If this particular new bill is passed in the British Parliament, schoolgirls in the island-nation (even as young as 12) may soon be allowed do-it-yourself abortions. Will this increase irresponsible teenage sexual behavior- is the question.
The bill has caused a huge controversy to arise, especially since the kids will be taking the pills without their parents'' knowledge and undergo unsupervised termination as late as 19 weeks.
The plans, which will be voted on, on October 22, has horrified pro-life campaigners, and Tory Nadine Dorries, a leading anti-abortion MP and former nurse has warned of the consequences.
"We are talking about very young girls who will go home and abort on their own," News of the World quoted her as saying.
"They will experience pain they never thought possible, bleed like they have never imagined and then flush their own abortions down the toilet," she added.
The new plan was brought about by the MPs, who wanted to bring in a change to Britain's abortion laws, as part of the Human Fertilisation and Embryology Bill.

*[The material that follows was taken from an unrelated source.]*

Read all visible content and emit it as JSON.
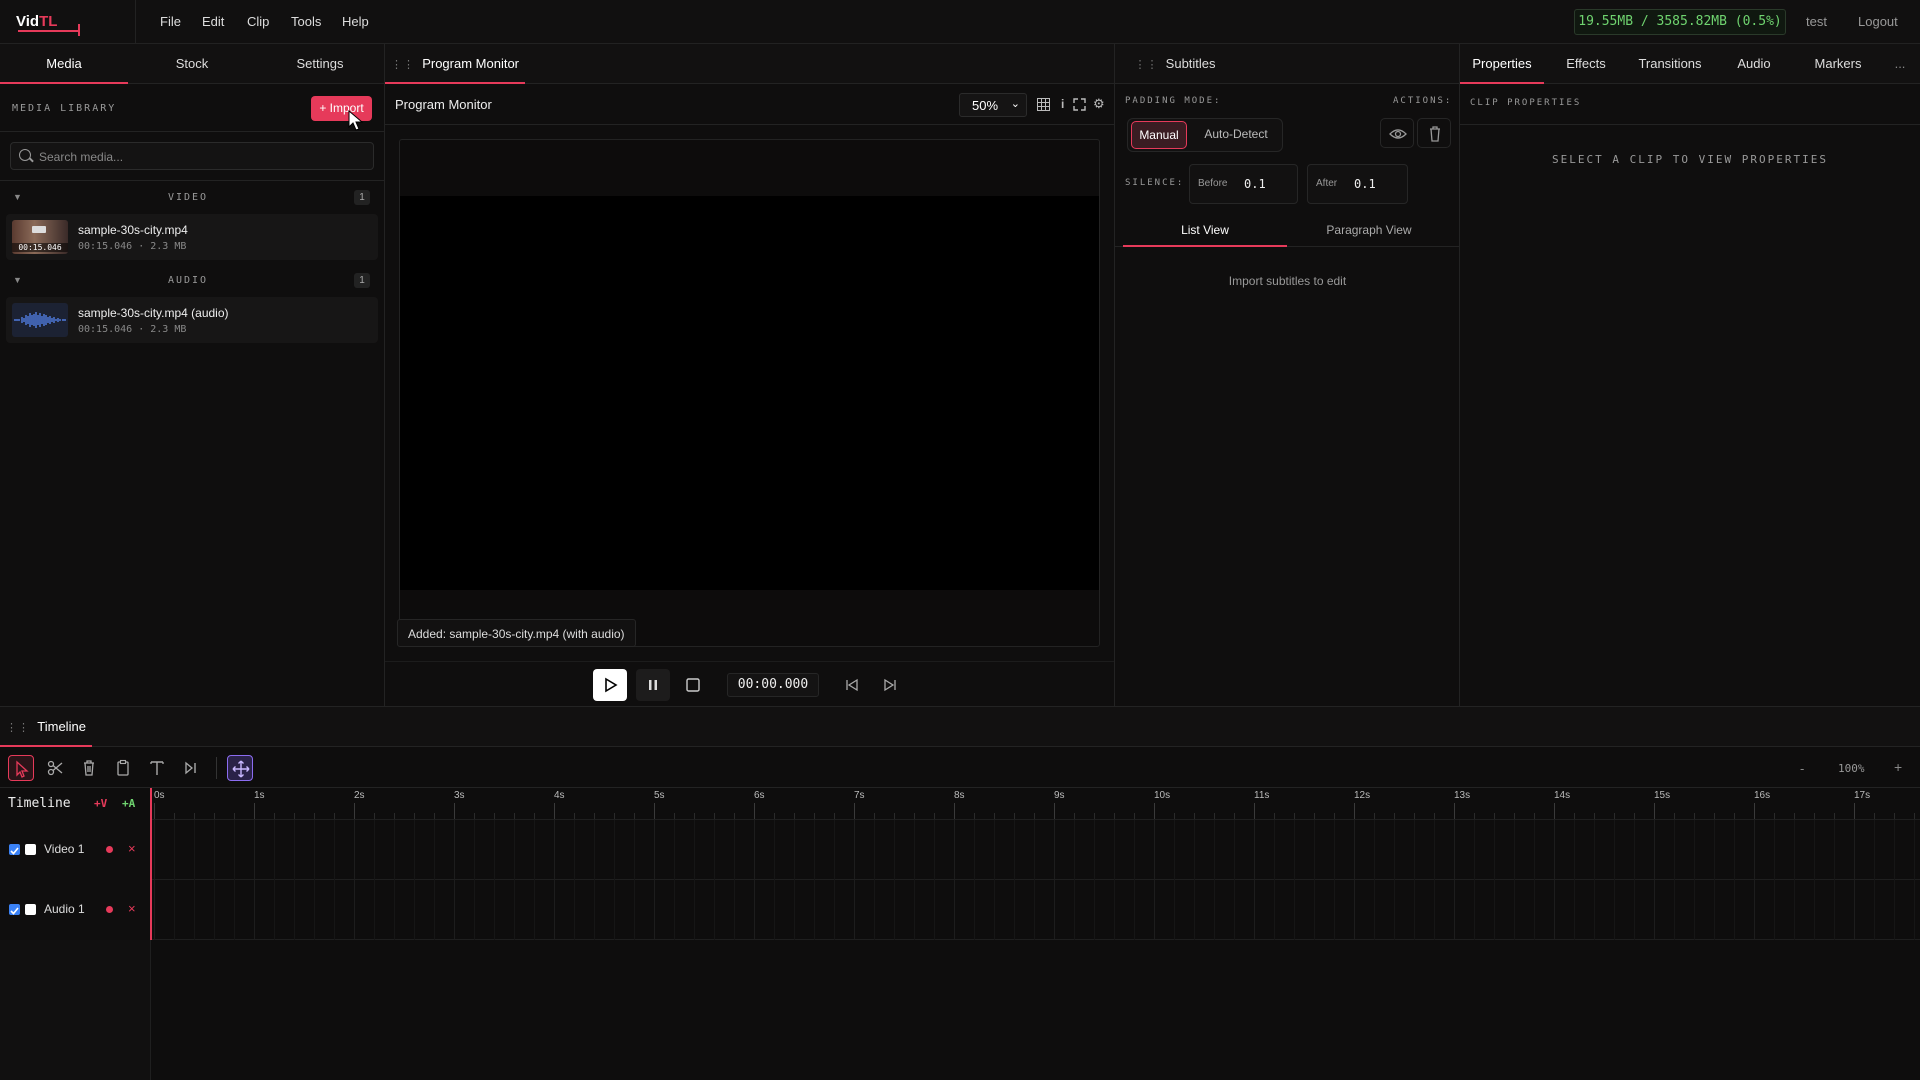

Lib Dem MP Evan Harris, who has been dubbed as "Doctor Death" by opponents, is making the necessary amendments in the proposals, and he along with his supporters are in favor of the new bill.
According to them abortions should no longer be restricted to approved clinics, and women and young girls should be allowed to "expel the products of conception" at home.
The bill would allow patients, including girls as young as 12, who currently can only have abortions in licensed clinics with doctors present, to take the synthetic steroid mifepristone home with them.
They would take one pill at a clinic, then a second dose 24 hours later at home, where they would abort the fetus.
Clinics currently offer the drugs to women as far as 19 weeks into their pregnancy, just five weeks short of the legal limit for abortions.
The opposition will have a chance to voice their opinions as the bill will be put to a "conscience vote", meaning that the MPs will be free to vote according to their personal beliefs rather than on party lines.
Dorries and Labor's Frank Field want the government to set up a commission of peers and MPs to look in detail at the issue and report back to Parliament.
"Women who are aborting should be in an environment where they can be given advice, reassurance and adequate pain relief," Dorries said.
"Abortion is being used as a political football. Abortion is about ending life, or potential life. Whatever your beliefs, taking a life is a big issue.
"Parliament needs more time to debate it," she added.